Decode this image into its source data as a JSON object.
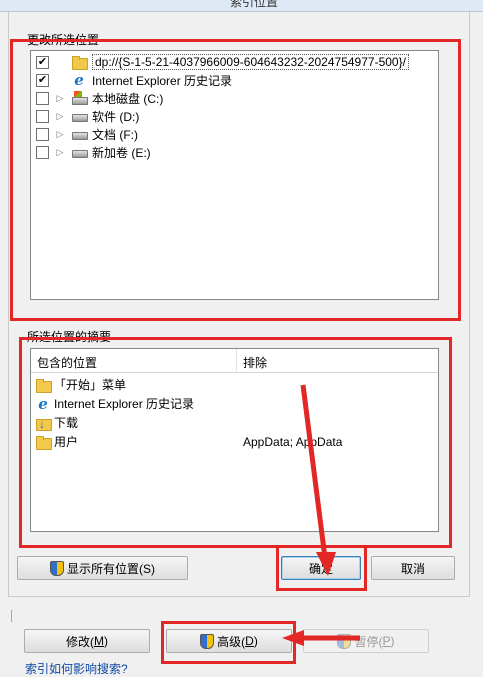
{
  "window": {
    "title": "索引位置"
  },
  "tree_section": {
    "label": "更改所选位置",
    "items": [
      {
        "checked": true,
        "expander": "",
        "icon": "folder-icon",
        "label": "dp://{S-1-5-21-4037966009-604643232-2024754977-500}/",
        "selected": true
      },
      {
        "checked": true,
        "expander": "",
        "icon": "internet-explorer-icon",
        "label": "Internet Explorer 历史记录",
        "selected": false
      },
      {
        "checked": false,
        "expander": "▷",
        "icon": "system-drive-icon",
        "label": "本地磁盘 (C:)",
        "selected": false
      },
      {
        "checked": false,
        "expander": "▷",
        "icon": "drive-icon",
        "label": "软件 (D:)",
        "selected": false
      },
      {
        "checked": false,
        "expander": "▷",
        "icon": "drive-icon",
        "label": "文档 (F:)",
        "selected": false
      },
      {
        "checked": false,
        "expander": "▷",
        "icon": "drive-icon",
        "label": "新加卷 (E:)",
        "selected": false
      }
    ]
  },
  "summary_section": {
    "label": "所选位置的摘要",
    "columns": {
      "included": "包含的位置",
      "excluded": "排除"
    },
    "rows": [
      {
        "icon": "folder-icon",
        "location": "「开始」菜单",
        "exclude": ""
      },
      {
        "icon": "internet-explorer-icon",
        "location": "Internet Explorer 历史记录",
        "exclude": ""
      },
      {
        "icon": "downloads-folder-icon",
        "location": "下载",
        "exclude": ""
      },
      {
        "icon": "folder-icon",
        "location": "用户",
        "exclude": "AppData; AppData"
      }
    ]
  },
  "buttons": {
    "show_all": "显示所有位置(S)",
    "ok": "确定",
    "cancel": "取消",
    "modify": "修改(",
    "modify_key": "M",
    "modify_end": ")",
    "advanced": "高级(",
    "advanced_key": "D",
    "advanced_end": ")",
    "pause": "暂停(",
    "pause_key": "P",
    "pause_end": ")"
  },
  "hint": {
    "text": "索引如何影响搜索?"
  },
  "colors": {
    "annotation": "#e32626"
  },
  "check_mark": "✔"
}
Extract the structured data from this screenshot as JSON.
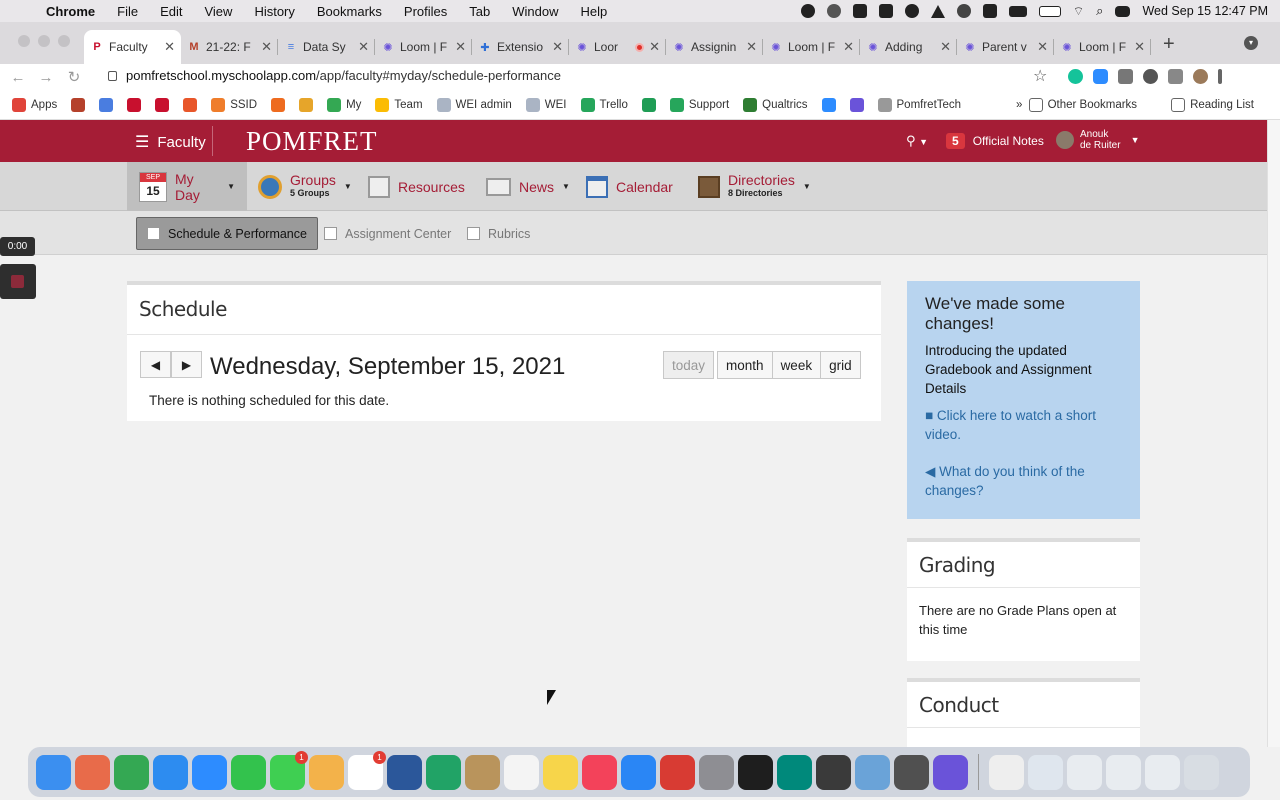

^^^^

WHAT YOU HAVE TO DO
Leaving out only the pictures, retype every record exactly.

EXERCISE RESPONSE
Decode this image into its source data as a JSON object.
{
  "window": {
    "title": "索引位置"
  },
  "tree_section": {
    "label": "更改所选位置",
    "items": [
      {
        "checked": true,
        "expander": "",
        "icon": "folder-icon",
        "label": "dp://{S-1-5-21-4037966009-604643232-2024754977-500}/",
        "selected": true
      },
      {
        "checked": true,
        "expander": "",
        "icon": "internet-explorer-icon",
        "label": "Internet Explorer 历史记录",
        "selected": false
      },
      {
        "checked": false,
        "expander": "▷",
        "icon": "system-drive-icon",
        "label": "本地磁盘 (C:)",
        "selected": false
      },
      {
        "checked": false,
        "expander": "▷",
        "icon": "drive-icon",
        "label": "软件 (D:)",
        "selected": false
      },
      {
        "checked": false,
        "expander": "▷",
        "icon": "drive-icon",
        "label": "文档 (F:)",
        "selected": false
      },
      {
        "checked": false,
        "expander": "▷",
        "icon": "drive-icon",
        "label": "新加卷 (E:)",
        "selected": false
      }
    ]
  },
  "summary_section": {
    "label": "所选位置的摘要",
    "columns": {
      "included": "包含的位置",
      "excluded": "排除"
    },
    "rows": [
      {
        "icon": "folder-icon",
        "location": "「开始」菜单",
        "exclude": ""
      },
      {
        "icon": "internet-explorer-icon",
        "location": "Internet Explorer 历史记录",
        "exclude": ""
      },
      {
        "icon": "downloads-folder-icon",
        "location": "下载",
        "exclude": ""
      },
      {
        "icon": "folder-icon",
        "location": "用户",
        "exclude": "AppData; AppData"
      }
    ]
  },
  "buttons": {
    "show_all": "显示所有位置(S)",
    "ok": "确定",
    "cancel": "取消",
    "modify": "修改(",
    "modify_key": "M",
    "modify_end": ")",
    "advanced": "高级(",
    "advanced_key": "D",
    "advanced_end": ")",
    "pause": "暂停(",
    "pause_key": "P",
    "pause_end": ")"
  },
  "hint": {
    "text": "索引如何影响搜索?"
  },
  "colors": {
    "annotation": "#e32626"
  },
  "check_mark": "✔"
}
Extract the structured data from this screenshot as JSON.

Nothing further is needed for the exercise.